Yesterday Keri was able to do a Skype interview with a news station from Delaware. Below is the print version of the piece and here is the link where you can view the whole story and watch the video.
DOVER, Del. (WBOC) – There’s a renewed warning for parents after a Kent County teen died in what’s being called a “tragic accident.”
WBOC reported Monday a 14-year-old Felton boy died over the weekend.
Delaware State Police are not commenting on the specifics of the case. But troopers are urging parents to talk with their kids “about games that have a person tie an object around their neck to the point of passing out to obtain a euphoric high.”
The activity goes by a lot of names. It can be called “Pass Out Challenge,” “Space Monkey,” “Black Out Game” and most commonly “Choking Game.”
It’s been around for years but has seen a recent resurgence in popularity through social media. It’s a very serious, very dangerous activity that has claimed the lives of many kids nationwide, like that of Joshua Engle, an Iowa boy. Engle died three years ago playing the choking game. He was 13 years old.
His sister Keri Anderson remembers seeing her dad and mom right after they found Joshua.
“She told me he was gone and he can’t come back. My dad kept saying my brother’s eyes were glazed over. He could tell he was gone,” she said. “Once we found out it was the choking game – actually researching and finding out the warning signs and the symptoms – that’s when we really believed this was right in front of us the whole time. We just didn’t know.”
Anderson says recognizing the warning signs is one of the most important things parents can do. Those signs include bruising on the neck, frequent and severe headaches, bloodshot eyes and finding items like belts, ties, scarves left around.
“Unless you know what you’re looking for, you would bypass them and give them a different reason,” Anderson said.

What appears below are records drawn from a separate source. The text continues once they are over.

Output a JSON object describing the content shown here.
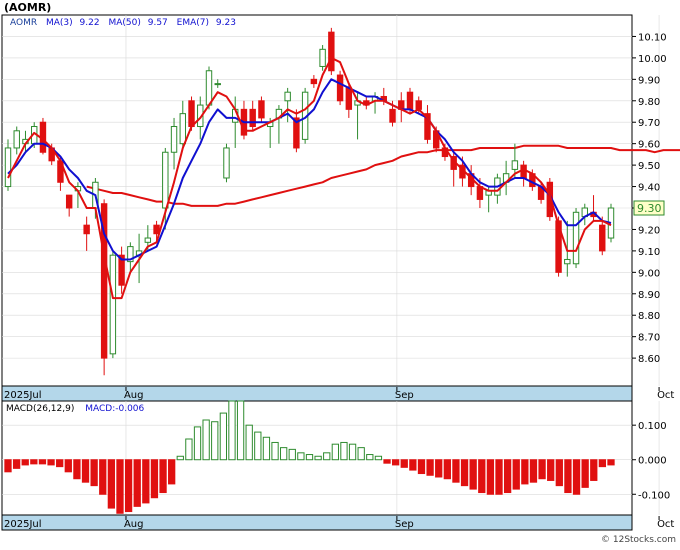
{
  "title": "(AOMR)",
  "legend": {
    "symbol": "AOMR",
    "ma3_label": "MA(3)",
    "ma3_value": "9.22",
    "ma50_label": "MA(50)",
    "ma50_value": "9.57",
    "ema7_label": "EMA(7)",
    "ema7_value": "9.23"
  },
  "macd_legend": {
    "label": "MACD(26,12,9)",
    "value_label": "MACD:-0.006"
  },
  "last_price_label": "9.30",
  "watermark": "© 12Stocks.com",
  "colors": {
    "up": "#2e8b2e",
    "down": "#e01010",
    "ma": "#1010d0",
    "ema": "#e01010",
    "axis_band": "#b4d7ea",
    "grid": "#d9d9d9"
  },
  "chart_data": [
    {
      "type": "candlestick",
      "y_axis": {
        "min": 8.47,
        "max": 10.2,
        "ticks": [
          "8.60",
          "8.70",
          "8.80",
          "8.90",
          "9.00",
          "9.10",
          "9.20",
          "9.30",
          "9.40",
          "9.50",
          "9.60",
          "9.70",
          "9.80",
          "9.90",
          "10.00",
          "10.10"
        ]
      },
      "x_labels": [
        "2025Jul",
        "Aug",
        "Sep",
        "Oct"
      ],
      "x_label_index": [
        0,
        14,
        45,
        75
      ],
      "grid": true,
      "candles": [
        {
          "o": 9.4,
          "h": 9.62,
          "l": 9.38,
          "c": 9.58
        },
        {
          "o": 9.58,
          "h": 9.68,
          "l": 9.55,
          "c": 9.66
        },
        {
          "o": 9.6,
          "h": 9.66,
          "l": 9.56,
          "c": 9.62
        },
        {
          "o": 9.6,
          "h": 9.7,
          "l": 9.58,
          "c": 9.68
        },
        {
          "o": 9.7,
          "h": 9.72,
          "l": 9.55,
          "c": 9.56
        },
        {
          "o": 9.58,
          "h": 9.6,
          "l": 9.5,
          "c": 9.52
        },
        {
          "o": 9.52,
          "h": 9.54,
          "l": 9.38,
          "c": 9.42
        },
        {
          "o": 9.36,
          "h": 9.36,
          "l": 9.26,
          "c": 9.3
        },
        {
          "o": 9.38,
          "h": 9.42,
          "l": 9.3,
          "c": 9.4
        },
        {
          "o": 9.22,
          "h": 9.26,
          "l": 9.1,
          "c": 9.18
        },
        {
          "o": 9.3,
          "h": 9.44,
          "l": 9.25,
          "c": 9.42
        },
        {
          "o": 9.32,
          "h": 9.34,
          "l": 8.52,
          "c": 8.6
        },
        {
          "o": 8.62,
          "h": 9.1,
          "l": 8.6,
          "c": 9.08
        },
        {
          "o": 9.08,
          "h": 9.12,
          "l": 8.9,
          "c": 8.94
        },
        {
          "o": 9.05,
          "h": 9.14,
          "l": 9.0,
          "c": 9.12
        },
        {
          "o": 9.08,
          "h": 9.18,
          "l": 8.95,
          "c": 9.1
        },
        {
          "o": 9.14,
          "h": 9.22,
          "l": 9.1,
          "c": 9.16
        },
        {
          "o": 9.22,
          "h": 9.24,
          "l": 9.14,
          "c": 9.18
        },
        {
          "o": 9.3,
          "h": 9.58,
          "l": 9.2,
          "c": 9.56
        },
        {
          "o": 9.56,
          "h": 9.72,
          "l": 9.48,
          "c": 9.68
        },
        {
          "o": 9.6,
          "h": 9.8,
          "l": 9.58,
          "c": 9.74
        },
        {
          "o": 9.8,
          "h": 9.82,
          "l": 9.66,
          "c": 9.68
        },
        {
          "o": 9.68,
          "h": 9.82,
          "l": 9.62,
          "c": 9.78
        },
        {
          "o": 9.78,
          "h": 9.96,
          "l": 9.76,
          "c": 9.94
        },
        {
          "o": 9.88,
          "h": 9.9,
          "l": 9.86,
          "c": 9.88
        },
        {
          "o": 9.44,
          "h": 9.6,
          "l": 9.42,
          "c": 9.58
        },
        {
          "o": 9.7,
          "h": 9.82,
          "l": 9.58,
          "c": 9.76
        },
        {
          "o": 9.76,
          "h": 9.8,
          "l": 9.62,
          "c": 9.64
        },
        {
          "o": 9.76,
          "h": 9.8,
          "l": 9.66,
          "c": 9.68
        },
        {
          "o": 9.8,
          "h": 9.82,
          "l": 9.7,
          "c": 9.72
        },
        {
          "o": 9.68,
          "h": 9.72,
          "l": 9.58,
          "c": 9.7
        },
        {
          "o": 9.72,
          "h": 9.78,
          "l": 9.6,
          "c": 9.76
        },
        {
          "o": 9.8,
          "h": 9.86,
          "l": 9.7,
          "c": 9.84
        },
        {
          "o": 9.72,
          "h": 9.76,
          "l": 9.56,
          "c": 9.58
        },
        {
          "o": 9.62,
          "h": 9.86,
          "l": 9.6,
          "c": 9.84
        },
        {
          "o": 9.9,
          "h": 9.92,
          "l": 9.86,
          "c": 9.88
        },
        {
          "o": 9.96,
          "h": 10.06,
          "l": 9.94,
          "c": 10.04
        },
        {
          "o": 10.12,
          "h": 10.14,
          "l": 9.92,
          "c": 9.94
        },
        {
          "o": 9.92,
          "h": 9.94,
          "l": 9.78,
          "c": 9.8
        },
        {
          "o": 9.86,
          "h": 9.88,
          "l": 9.72,
          "c": 9.76
        },
        {
          "o": 9.78,
          "h": 9.84,
          "l": 9.62,
          "c": 9.8
        },
        {
          "o": 9.8,
          "h": 9.82,
          "l": 9.76,
          "c": 9.78
        },
        {
          "o": 9.8,
          "h": 9.84,
          "l": 9.74,
          "c": 9.82
        },
        {
          "o": 9.82,
          "h": 9.86,
          "l": 9.78,
          "c": 9.8
        },
        {
          "o": 9.76,
          "h": 9.8,
          "l": 9.68,
          "c": 9.7
        },
        {
          "o": 9.8,
          "h": 9.84,
          "l": 9.7,
          "c": 9.76
        },
        {
          "o": 9.84,
          "h": 9.86,
          "l": 9.74,
          "c": 9.76
        },
        {
          "o": 9.8,
          "h": 9.82,
          "l": 9.74,
          "c": 9.76
        },
        {
          "o": 9.74,
          "h": 9.78,
          "l": 9.6,
          "c": 9.62
        },
        {
          "o": 9.66,
          "h": 9.68,
          "l": 9.56,
          "c": 9.58
        },
        {
          "o": 9.58,
          "h": 9.6,
          "l": 9.52,
          "c": 9.54
        },
        {
          "o": 9.54,
          "h": 9.56,
          "l": 9.4,
          "c": 9.48
        },
        {
          "o": 9.5,
          "h": 9.54,
          "l": 9.4,
          "c": 9.44
        },
        {
          "o": 9.46,
          "h": 9.5,
          "l": 9.36,
          "c": 9.4
        },
        {
          "o": 9.4,
          "h": 9.44,
          "l": 9.3,
          "c": 9.34
        },
        {
          "o": 9.36,
          "h": 9.4,
          "l": 9.28,
          "c": 9.38
        },
        {
          "o": 9.36,
          "h": 9.46,
          "l": 9.32,
          "c": 9.44
        },
        {
          "o": 9.42,
          "h": 9.52,
          "l": 9.36,
          "c": 9.46
        },
        {
          "o": 9.48,
          "h": 9.6,
          "l": 9.44,
          "c": 9.52
        },
        {
          "o": 9.5,
          "h": 9.52,
          "l": 9.4,
          "c": 9.44
        },
        {
          "o": 9.46,
          "h": 9.48,
          "l": 9.38,
          "c": 9.4
        },
        {
          "o": 9.4,
          "h": 9.42,
          "l": 9.32,
          "c": 9.34
        },
        {
          "o": 9.42,
          "h": 9.44,
          "l": 9.24,
          "c": 9.26
        },
        {
          "o": 9.24,
          "h": 9.26,
          "l": 8.98,
          "c": 9.0
        },
        {
          "o": 9.04,
          "h": 9.24,
          "l": 8.98,
          "c": 9.06
        },
        {
          "o": 9.04,
          "h": 9.3,
          "l": 9.02,
          "c": 9.28
        },
        {
          "o": 9.26,
          "h": 9.32,
          "l": 9.22,
          "c": 9.3
        },
        {
          "o": 9.28,
          "h": 9.36,
          "l": 9.24,
          "c": 9.26
        },
        {
          "o": 9.22,
          "h": 9.26,
          "l": 9.08,
          "c": 9.1
        },
        {
          "o": 9.16,
          "h": 9.32,
          "l": 9.14,
          "c": 9.3
        }
      ],
      "ma3": [
        9.44,
        9.52,
        9.6,
        9.65,
        9.62,
        9.58,
        9.52,
        9.42,
        9.38,
        9.3,
        9.3,
        9.08,
        8.88,
        8.88,
        9.0,
        9.06,
        9.12,
        9.14,
        9.28,
        9.42,
        9.58,
        9.68,
        9.72,
        9.78,
        9.84,
        9.82,
        9.76,
        9.66,
        9.66,
        9.68,
        9.7,
        9.72,
        9.76,
        9.74,
        9.76,
        9.8,
        9.92,
        10.0,
        9.98,
        9.88,
        9.8,
        9.78,
        9.8,
        9.8,
        9.78,
        9.76,
        9.74,
        9.76,
        9.72,
        9.66,
        9.58,
        9.52,
        9.48,
        9.44,
        9.4,
        9.38,
        9.38,
        9.42,
        9.46,
        9.48,
        9.46,
        9.42,
        9.36,
        9.22,
        9.1,
        9.1,
        9.2,
        9.24,
        9.24,
        9.22
      ],
      "ema7": [
        9.46,
        9.5,
        9.56,
        9.6,
        9.6,
        9.58,
        9.54,
        9.48,
        9.44,
        9.38,
        9.36,
        9.18,
        9.1,
        9.06,
        9.06,
        9.08,
        9.1,
        9.12,
        9.22,
        9.32,
        9.44,
        9.52,
        9.6,
        9.7,
        9.76,
        9.72,
        9.72,
        9.7,
        9.7,
        9.7,
        9.7,
        9.72,
        9.74,
        9.7,
        9.72,
        9.76,
        9.84,
        9.9,
        9.88,
        9.86,
        9.84,
        9.82,
        9.82,
        9.8,
        9.78,
        9.76,
        9.76,
        9.74,
        9.72,
        9.66,
        9.62,
        9.56,
        9.52,
        9.46,
        9.42,
        9.4,
        9.4,
        9.42,
        9.44,
        9.44,
        9.42,
        9.4,
        9.36,
        9.28,
        9.22,
        9.22,
        9.26,
        9.28,
        9.24,
        9.23
      ],
      "ma50": [
        9.4,
        9.39,
        9.38,
        9.37,
        9.37,
        9.36,
        9.35,
        9.34,
        9.33,
        9.33,
        9.32,
        9.32,
        9.31,
        9.31,
        9.31,
        9.31,
        9.32,
        9.32,
        9.33,
        9.34,
        9.35,
        9.36,
        9.37,
        9.38,
        9.39,
        9.4,
        9.41,
        9.42,
        9.44,
        9.45,
        9.46,
        9.47,
        9.48,
        9.5,
        9.51,
        9.52,
        9.54,
        9.55,
        9.56,
        9.56,
        9.57,
        9.57,
        9.57,
        9.57,
        9.57,
        9.58,
        9.58,
        9.58,
        9.58,
        9.58,
        9.59,
        9.59,
        9.59,
        9.59,
        9.59,
        9.58,
        9.58,
        9.58,
        9.58,
        9.58,
        9.58,
        9.57,
        9.57,
        9.57,
        9.57,
        9.56,
        9.57,
        9.57,
        9.57,
        9.57
      ],
      "ma_start_index": 0,
      "ema_start_index": 0,
      "ma50_start_index": 9
    },
    {
      "type": "bar",
      "name": "MACD(26,12,9)",
      "y_axis": {
        "min": -0.16,
        "max": 0.17,
        "ticks": [
          "0.100",
          "0.000",
          "-0.100"
        ],
        "tick_values": [
          0.1,
          0.0,
          -0.1
        ]
      },
      "x_labels": [
        "2025Jul",
        "Aug",
        "Sep",
        "Oct"
      ],
      "x_label_index": [
        0,
        14,
        45,
        75
      ],
      "values": [
        -0.035,
        -0.025,
        -0.015,
        -0.012,
        -0.012,
        -0.015,
        -0.02,
        -0.035,
        -0.055,
        -0.065,
        -0.075,
        -0.1,
        -0.14,
        -0.155,
        -0.15,
        -0.135,
        -0.125,
        -0.11,
        -0.095,
        -0.07,
        0.01,
        0.06,
        0.095,
        0.115,
        0.11,
        0.135,
        0.17,
        0.17,
        0.1,
        0.08,
        0.065,
        0.05,
        0.035,
        0.03,
        0.02,
        0.015,
        0.01,
        0.02,
        0.045,
        0.05,
        0.045,
        0.035,
        0.015,
        0.01,
        -0.01,
        -0.015,
        -0.022,
        -0.03,
        -0.04,
        -0.045,
        -0.05,
        -0.055,
        -0.065,
        -0.075,
        -0.085,
        -0.095,
        -0.1,
        -0.1,
        -0.095,
        -0.085,
        -0.07,
        -0.065,
        -0.055,
        -0.06,
        -0.075,
        -0.095,
        -0.1,
        -0.08,
        -0.06,
        -0.02,
        -0.015
      ],
      "grid": true
    }
  ]
}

There’s lots of information for parents available online, like YouTube videos showing what happens to the body during the choking game and how it can be deadly.
Anderson says it’s important to talk with kids. And it’s key not to be accusatory.
“I wouldn’t come at them from a defensive side, because that’s when kids are going to shut down and get scared.”
Anderson says it’s difficult every time she hears about a kid killed playing the choking game.
“All the emotions just come back. You know it’s not going to be, but you can get through it,” she said.
Again, DSP has not officially released a cause of death for the 14-year-old Felton boy. He was a middle schooler in the Lake Forest School District. District and school officials sent out notices Monday to families about what happened.
In a 2008 report, the Centers for Disease Control laid out the prevalence of the choking game problem. The report said the “game” led to 82 deaths nationwide between 1995 and 2007. Most of those happened from 2005 on. The majority of the kids killed were boys that were on average between 13 and 14 years old.
In an unfortunate coincidence, Saturday, the day the Felton boy died, was Worldwide Choking Game Awareness Day.